The summary situation is this: Because it is generally (and understandably) perceived as outdated, tape is a technology people love to hate. But the things that made it unlovable mostly belong to the past. Today, tape is arguably on the cutting edge in providing highly cost-effective and reliable answers to certain data storage challenges. It turns out that what is outdated is not tape itself but the perceptions of tape. While we've witnessed and embraced the rapid evolution of--say--processing power and solid state memory, a similar and no-less amazing forward leap in storage capacity, searchability, and reliability has been occurring in the tape world. Multi-TB cartridges are commonplace, and the enterprise tape business (still driven by some of the biggest IT names--IBM, Oracle, HP, and others) represents something in the region of $2.5 billion annual revenue for drives, libraries, and media.
Of course, there have been legitimate historical reasons to avoid the technology or to try to reduce its use, but the main ones have been, or are being, addressed; colloquially stated these reasons, and the quick ripostes, are:

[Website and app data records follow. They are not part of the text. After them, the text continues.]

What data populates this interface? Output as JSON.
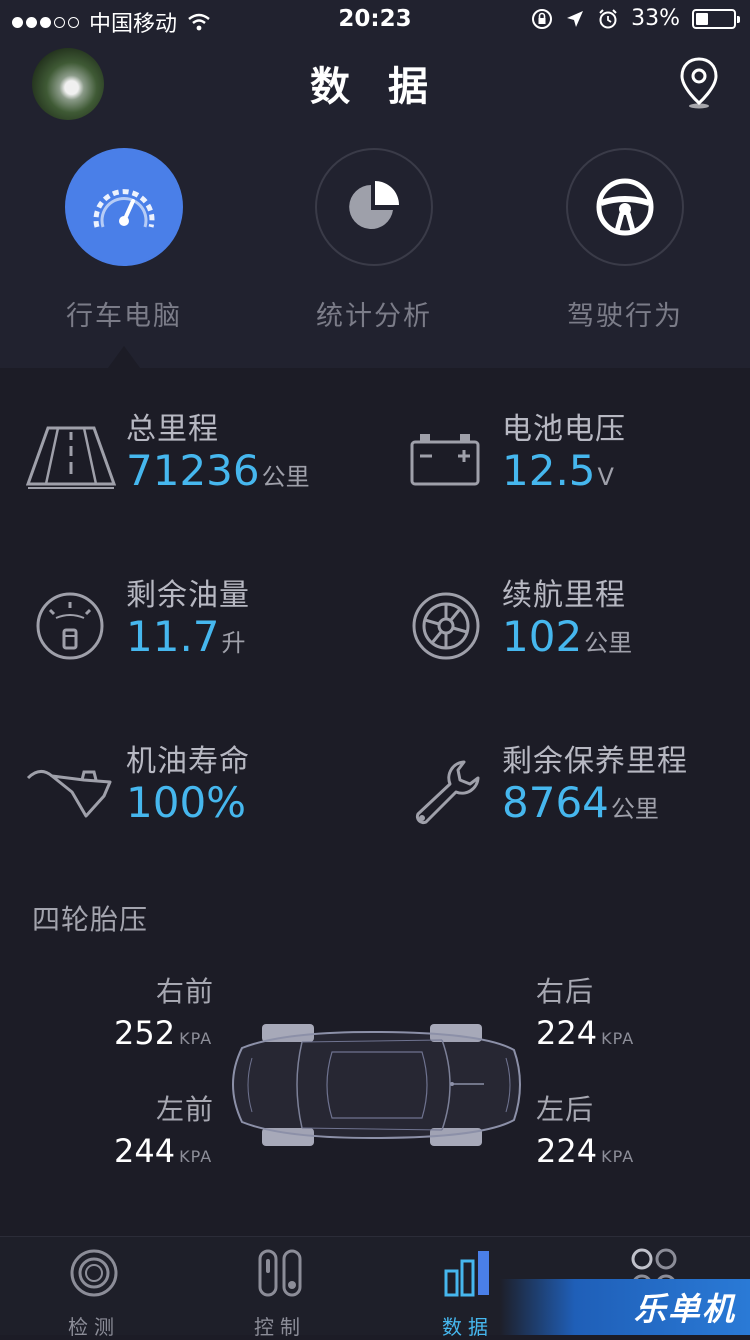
{
  "status_bar": {
    "carrier": "中国移动",
    "time": "20:23",
    "battery": "33%",
    "battery_level": 0.33
  },
  "header": {
    "title": "数 据"
  },
  "tabs": [
    {
      "label": "行车电脑",
      "icon": "speedometer-icon",
      "active": true
    },
    {
      "label": "统计分析",
      "icon": "pie-chart-icon",
      "active": false
    },
    {
      "label": "驾驶行为",
      "icon": "steering-wheel-icon",
      "active": false
    }
  ],
  "stats": [
    {
      "name": "总里程",
      "value": "71236",
      "unit": "公里",
      "icon": "road-icon"
    },
    {
      "name": "电池电压",
      "value": "12.5",
      "unit": "V",
      "icon": "battery-icon"
    },
    {
      "name": "剩余油量",
      "value": "11.7",
      "unit": "升",
      "icon": "fuel-gauge-icon"
    },
    {
      "name": "续航里程",
      "value": "102",
      "unit": "公里",
      "icon": "wheel-icon"
    },
    {
      "name": "机油寿命",
      "value": "100%",
      "unit": "",
      "icon": "oil-can-icon"
    },
    {
      "name": "剩余保养里程",
      "value": "8764",
      "unit": "公里",
      "icon": "wrench-icon"
    }
  ],
  "tire_pressure": {
    "title": "四轮胎压",
    "unit": "KPA",
    "right_front": {
      "label": "右前",
      "value": "252"
    },
    "left_front": {
      "label": "左前",
      "value": "244"
    },
    "right_rear": {
      "label": "右后",
      "value": "224"
    },
    "left_rear": {
      "label": "左后",
      "value": "224"
    }
  },
  "nav": [
    {
      "label": "检测",
      "icon": "detect-icon",
      "active": false
    },
    {
      "label": "控制",
      "icon": "control-icon",
      "active": false
    },
    {
      "label": "数据",
      "icon": "bar-chart-icon",
      "active": true
    },
    {
      "label": "",
      "icon": "more-icon",
      "active": false
    }
  ],
  "watermark": "乐单机",
  "colors": {
    "accent": "#46b7ee",
    "tab_active": "#4a7fe8",
    "background": "#1c1c26",
    "header_bg": "#21222f"
  }
}
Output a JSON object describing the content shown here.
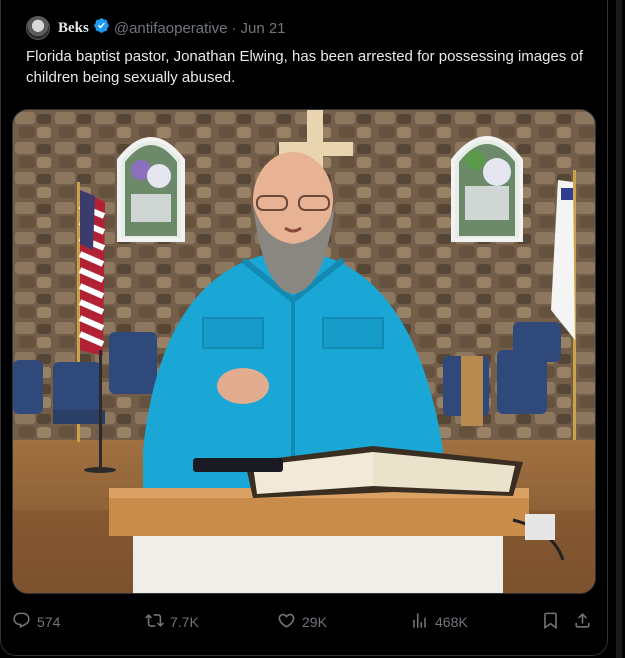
{
  "tweet": {
    "display_name": "Beks",
    "verified": true,
    "handle": "@antifaoperative",
    "separator": "·",
    "date": "Jun 21",
    "text": "Florida baptist pastor, Jonathan Elwing, has been arrested for possessing images of children being sexually abused."
  },
  "media": {
    "icon": "photo-of-pastor-at-pulpit"
  },
  "actions": {
    "reply_count": "574",
    "repost_count": "7.7K",
    "like_count": "29K",
    "views_count": "468K",
    "icons": [
      "reply-icon",
      "repost-icon",
      "like-icon",
      "views-icon",
      "bookmark-icon",
      "share-icon"
    ]
  },
  "colors": {
    "background": "#000000",
    "text_primary": "#e7e9ea",
    "text_secondary": "#71767b",
    "verified_blue": "#1d9bf0",
    "border": "#2f3336"
  }
}
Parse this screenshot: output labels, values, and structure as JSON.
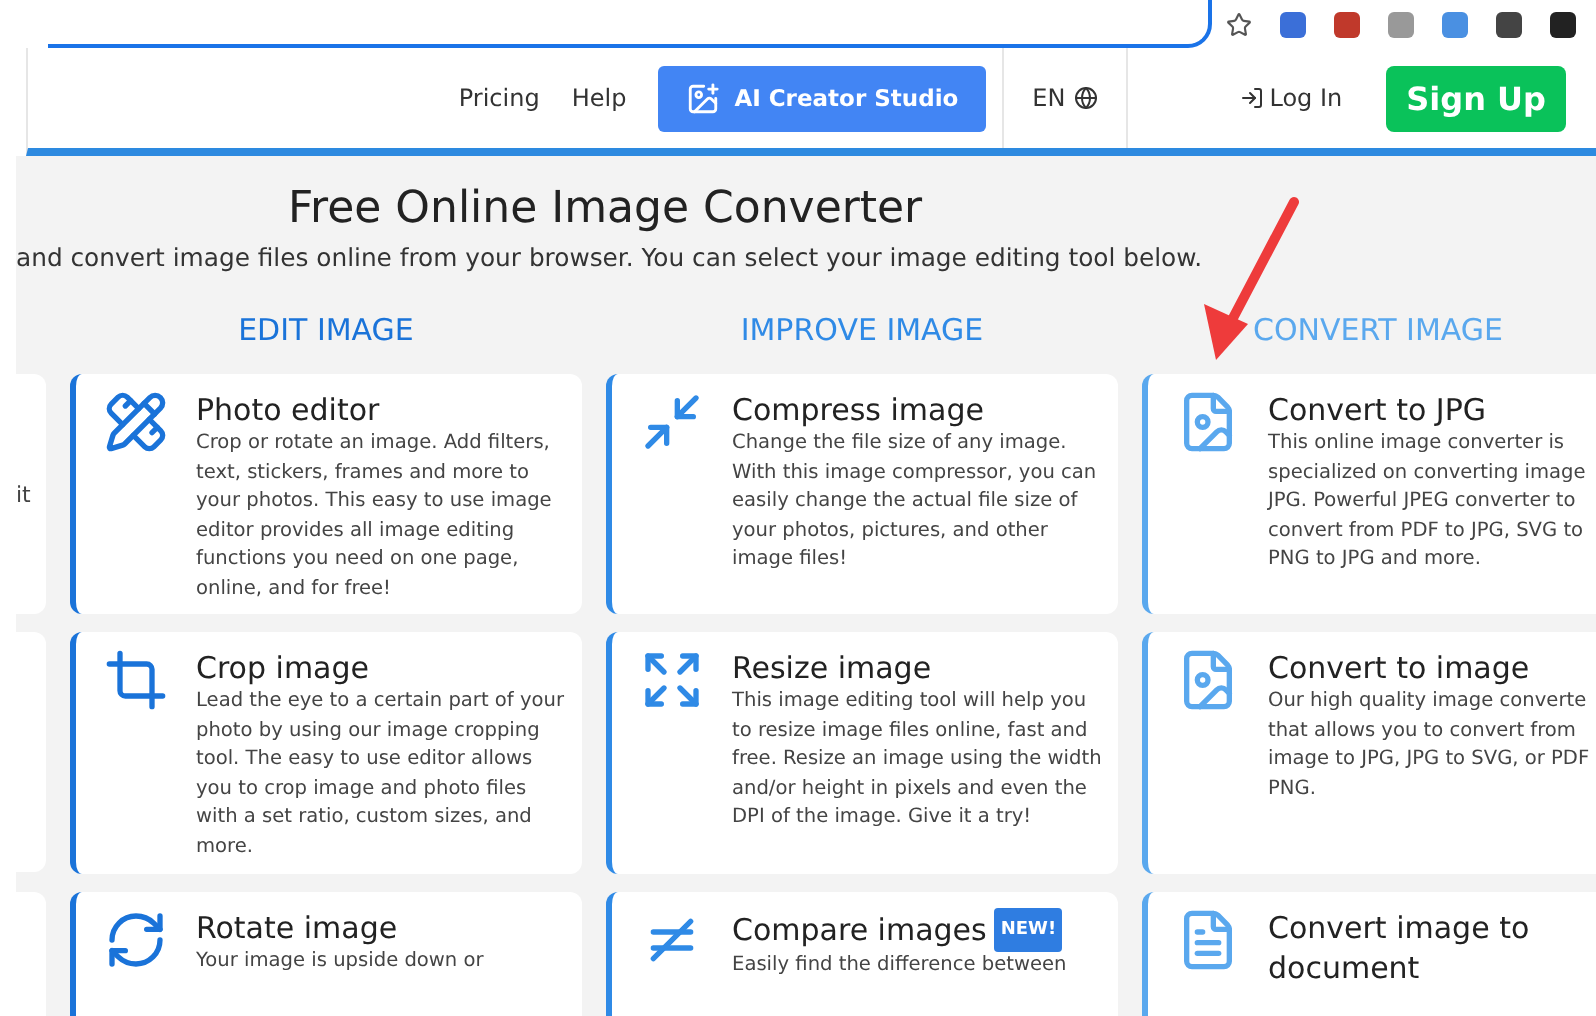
{
  "header": {
    "nav": [
      "Pricing",
      "Help"
    ],
    "ai_button": "AI Creator Studio",
    "language": "EN",
    "login": "Log In",
    "signup": "Sign Up"
  },
  "hero": {
    "title": "Free Online Image Converter",
    "subtitle": "and convert image files online from your browser. You can select your image editing tool below."
  },
  "stub_cards": [
    "it"
  ],
  "sections": [
    {
      "heading": "EDIT IMAGE",
      "color": "#1a73d9",
      "cards": [
        {
          "title": "Photo editor",
          "text": "Crop or rotate an image. Add filters, text, stickers, frames and more to your photos. This easy to use image editor provides all image editing functions you need on one page, online, and for free!"
        },
        {
          "title": "Crop image",
          "text": "Lead the eye to a certain part of your photo by using our image cropping tool. The easy to use editor allows you to crop image and photo files with a set ratio, custom sizes, and more."
        },
        {
          "title": "Rotate image",
          "text": "Your image is upside down or"
        }
      ]
    },
    {
      "heading": "IMPROVE IMAGE",
      "color": "#2f8ae6",
      "cards": [
        {
          "title": "Compress image",
          "text": "Change the file size of any image. With this image compressor, you can easily change the actual file size of your photos, pictures, and other image files!"
        },
        {
          "title": "Resize image",
          "text": "This image editing tool will help you to resize image files online, fast and free. Resize an image using the width and/or height in pixels and even the DPI of the image. Give it a try!"
        },
        {
          "title": "Compare images",
          "badge": "NEW!",
          "text": "Easily find the difference between"
        }
      ]
    },
    {
      "heading": "CONVERT IMAGE",
      "color": "#5aa8ee",
      "cards": [
        {
          "title": "Convert to JPG",
          "text": "This online image converter is specialized on converting image JPG. Powerful JPEG converter to convert from PDF to JPG, SVG to PNG to JPG and more."
        },
        {
          "title": "Convert to image",
          "text": "Our high quality image converte that allows you to convert from image to JPG, JPG to SVG, or PDF PNG."
        },
        {
          "title": "Convert image to document"
        }
      ]
    }
  ]
}
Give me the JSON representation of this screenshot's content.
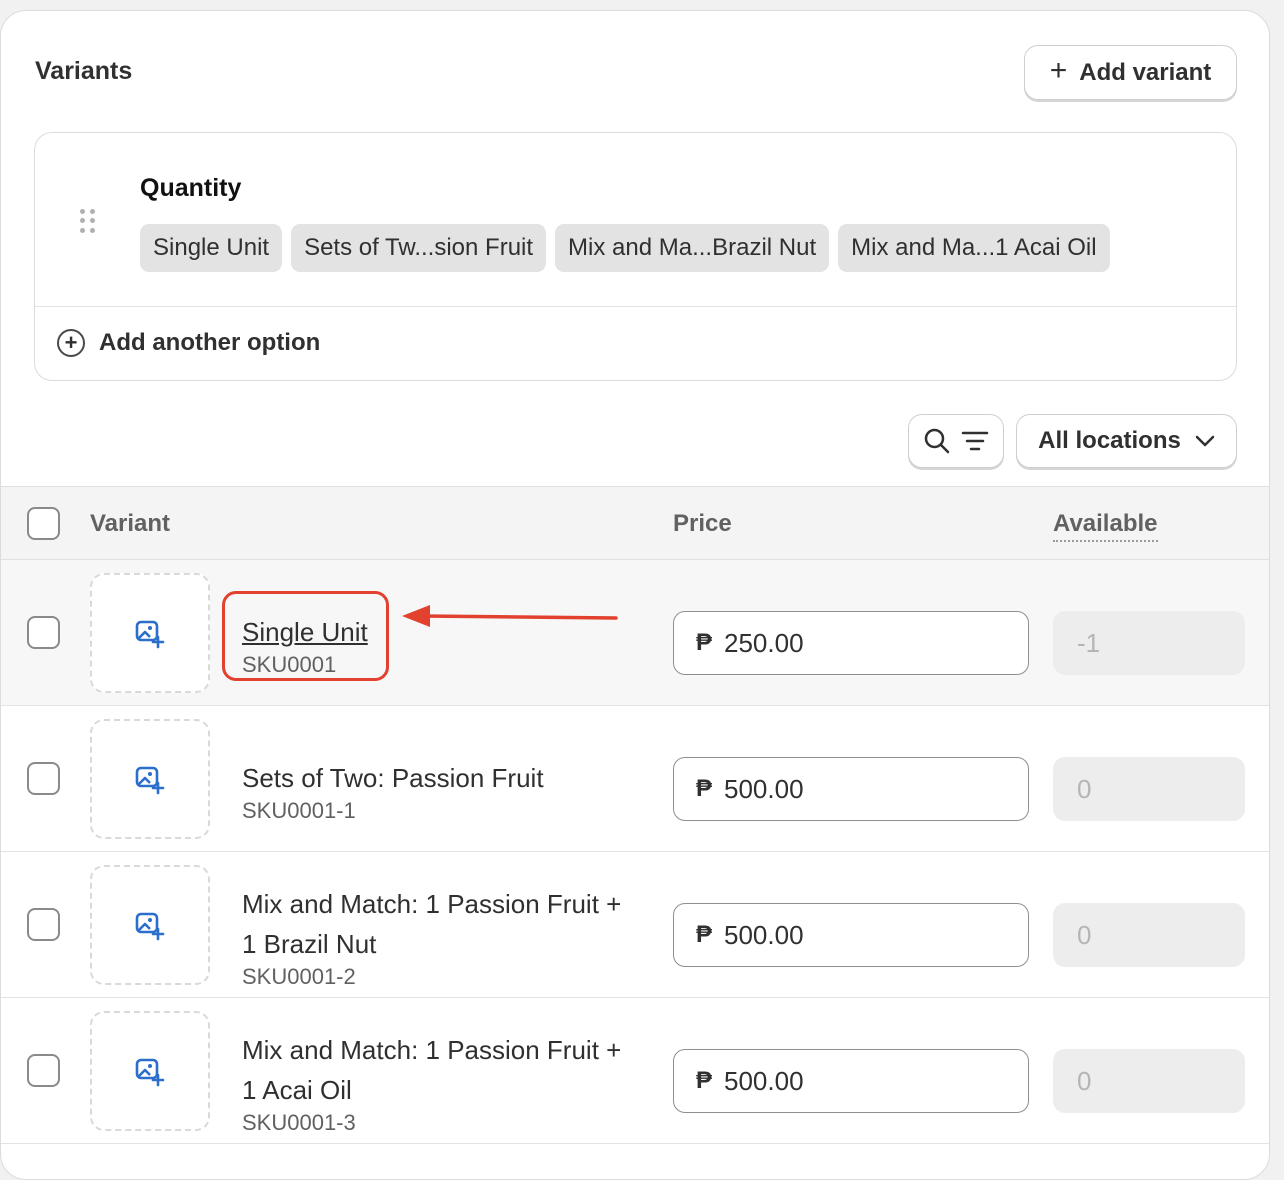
{
  "card": {
    "title": "Variants",
    "add_variant_label": "Add variant"
  },
  "options": {
    "name": "Quantity",
    "values": [
      "Single Unit",
      "Sets of Tw...sion Fruit",
      "Mix and Ma...Brazil Nut",
      "Mix and Ma...1 Acai Oil"
    ],
    "add_option_label": "Add another option"
  },
  "toolbar": {
    "locations_label": "All locations"
  },
  "table": {
    "headers": {
      "variant": "Variant",
      "price": "Price",
      "available": "Available"
    },
    "rows": [
      {
        "title_line1": "Single Unit",
        "title_line2": "",
        "sku": "SKU0001",
        "currency": "₱",
        "price": "250.00",
        "available": "-1"
      },
      {
        "title_line1": "Sets of Two: Passion Fruit",
        "title_line2": "",
        "sku": "SKU0001-1",
        "currency": "₱",
        "price": "500.00",
        "available": "0"
      },
      {
        "title_line1": "Mix and Match: 1 Passion Fruit +",
        "title_line2": "1 Brazil Nut",
        "sku": "SKU0001-2",
        "currency": "₱",
        "price": "500.00",
        "available": "0"
      },
      {
        "title_line1": "Mix and Match: 1 Passion Fruit +",
        "title_line2": "1 Acai Oil",
        "sku": "SKU0001-3",
        "currency": "₱",
        "price": "500.00",
        "available": "0"
      }
    ]
  },
  "annotation": {
    "color": "#e2412f"
  }
}
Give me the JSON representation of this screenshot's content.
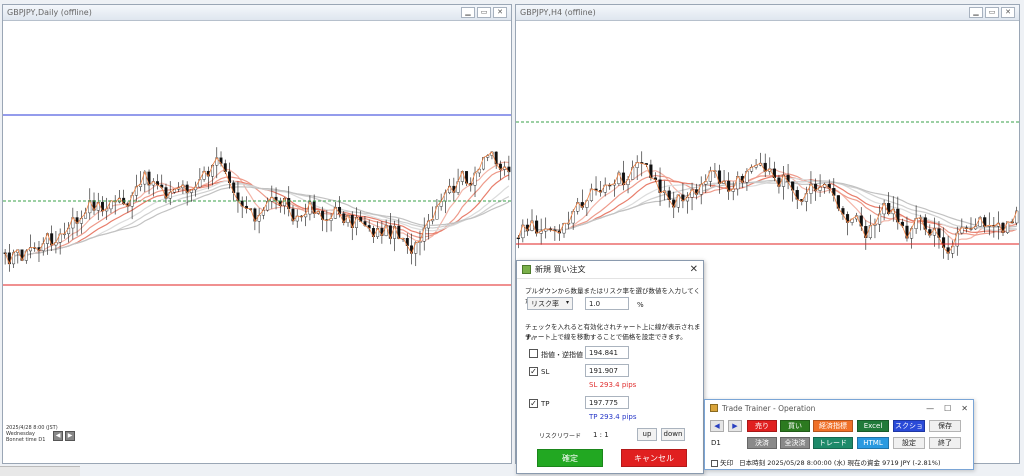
{
  "left_chart": {
    "title": "GBPJPY,Daily (offline)",
    "info_lines": [
      "2025/4/28 8:00 (JST)",
      "Wednesday",
      "Bonnet time    D1"
    ]
  },
  "right_chart": {
    "title": "GBPJPY,H4 (offline)"
  },
  "order_dialog": {
    "title": "新規 買い注文",
    "close_glyph": "✕",
    "instruction_1": "プルダウンから数量またはリスク率を選び数値を入力してください。",
    "mode_select": "リスク率",
    "risk_value": "1.0",
    "percent": "%",
    "instruction_2": "チェックを入れると有効化されチャート上に線が表示されます。",
    "instruction_3": "チャート上で線を移動することで価格を設定できます。",
    "limit_label": "指値・逆指値",
    "limit_value": "194.841",
    "limit_checked": "",
    "sl_label": "SL",
    "sl_value": "191.907",
    "sl_checked": "✓",
    "sl_pips": "SL 293.4 pips",
    "tp_label": "TP",
    "tp_value": "197.775",
    "tp_checked": "✓",
    "tp_pips": "TP 293.4 pips",
    "rr_label": "リスクリワード",
    "rr_value": "1 : 1",
    "up_label": "up",
    "down_label": "down",
    "confirm_label": "確定",
    "cancel_label": "キャンセル",
    "confirm_color": "#22a822",
    "cancel_color": "#e02020"
  },
  "trade_trainer": {
    "title": "Trade Trainer - Operation",
    "ctl_min": "—",
    "ctl_max": "☐",
    "ctl_close": "✕",
    "prev": "◀",
    "next": "▶",
    "sell": "売り",
    "buy": "買い",
    "indicator": "経済指標",
    "excel": "Excel",
    "screenshot": "スクショ",
    "save": "保存",
    "timeframe": "D1",
    "settle": "決済",
    "settle_all": "全決済",
    "trade": "トレード",
    "html": "HTML",
    "settings": "設定",
    "exit": "終了",
    "arrow_label": "矢印",
    "status": "日本時刻 2025/05/28 8:00:00 (水)    現在の資金 9719 JPY (-2.81%)"
  }
}
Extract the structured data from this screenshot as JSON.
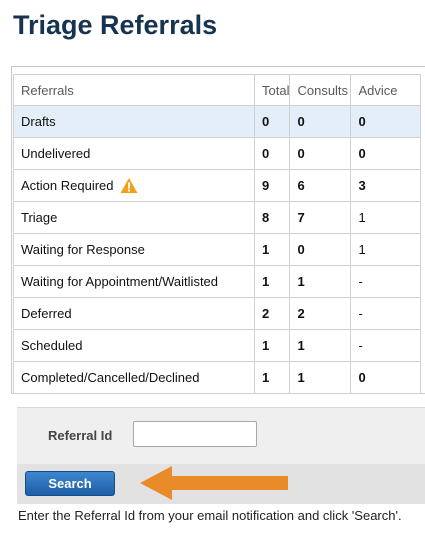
{
  "page": {
    "title": "Triage Referrals"
  },
  "table": {
    "headers": [
      "Referrals",
      "Total",
      "Consults",
      "Advice"
    ],
    "rows": [
      {
        "label": "Drafts",
        "total": "0",
        "consults": "0",
        "advice": "0"
      },
      {
        "label": "Undelivered",
        "total": "0",
        "consults": "0",
        "advice": "0"
      },
      {
        "label": "Action Required",
        "total": "9",
        "consults": "6",
        "advice": "3"
      },
      {
        "label": "Triage",
        "total": "8",
        "consults": "7",
        "advice": "1"
      },
      {
        "label": "Waiting for Response",
        "total": "1",
        "consults": "0",
        "advice": "1"
      },
      {
        "label": "Waiting for Appointment/Waitlisted",
        "total": "1",
        "consults": "1",
        "advice": "-"
      },
      {
        "label": "Deferred",
        "total": "2",
        "consults": "2",
        "advice": "-"
      },
      {
        "label": "Scheduled",
        "total": "1",
        "consults": "1",
        "advice": "-"
      },
      {
        "label": "Completed/Cancelled/Declined",
        "total": "1",
        "consults": "1",
        "advice": "0"
      }
    ]
  },
  "icons": {
    "action_required": "warning-icon",
    "annotation": "arrow-left-icon"
  },
  "search": {
    "label": "Referral Id",
    "value": "",
    "placeholder": "",
    "button_label": "Search",
    "help_text": "Enter the Referral Id from your email notification and click 'Search'."
  },
  "colors": {
    "title": "#16344f",
    "highlight_row": "#e3eef9",
    "button": "#2a6fb8",
    "warning": "#f2a11d",
    "annotation_arrow": "#ea8b2a"
  }
}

-- "I can't find my data": There are many file systems that now work with tape and the LTFS tool makes tape cartridges "self-aware"--in other words, they are properly portable between systems with their contents shown upon being mounted; basically making tape cartridges just like a giant USB thumb/stick drive.
-- "Is the data actually there and still OK?": There is an increasing number of tape analytics tools that monitor and check the health of everything-tape: is the data actually written, can it be read, and then verifying that at user-determined schedules.
-- "Yeah, but c'mon, tape just hands-down isn't very reliable, is it!?": With modern drives and media, this is simply not true. The raw reliability of the media (measured in terms of hard errors) is in fact orders of magnitude better than it is for disks (why do you think we have RAID!?). To put this in perspective, for a mid-sized environment, disks would typically have a hard failure every few days or weeks (depending whether you're talking SATA, SAS, or FC), whereas tapes might be months (LTO) or many years (enterprise drives) between equivalent failures. Who knew, eh?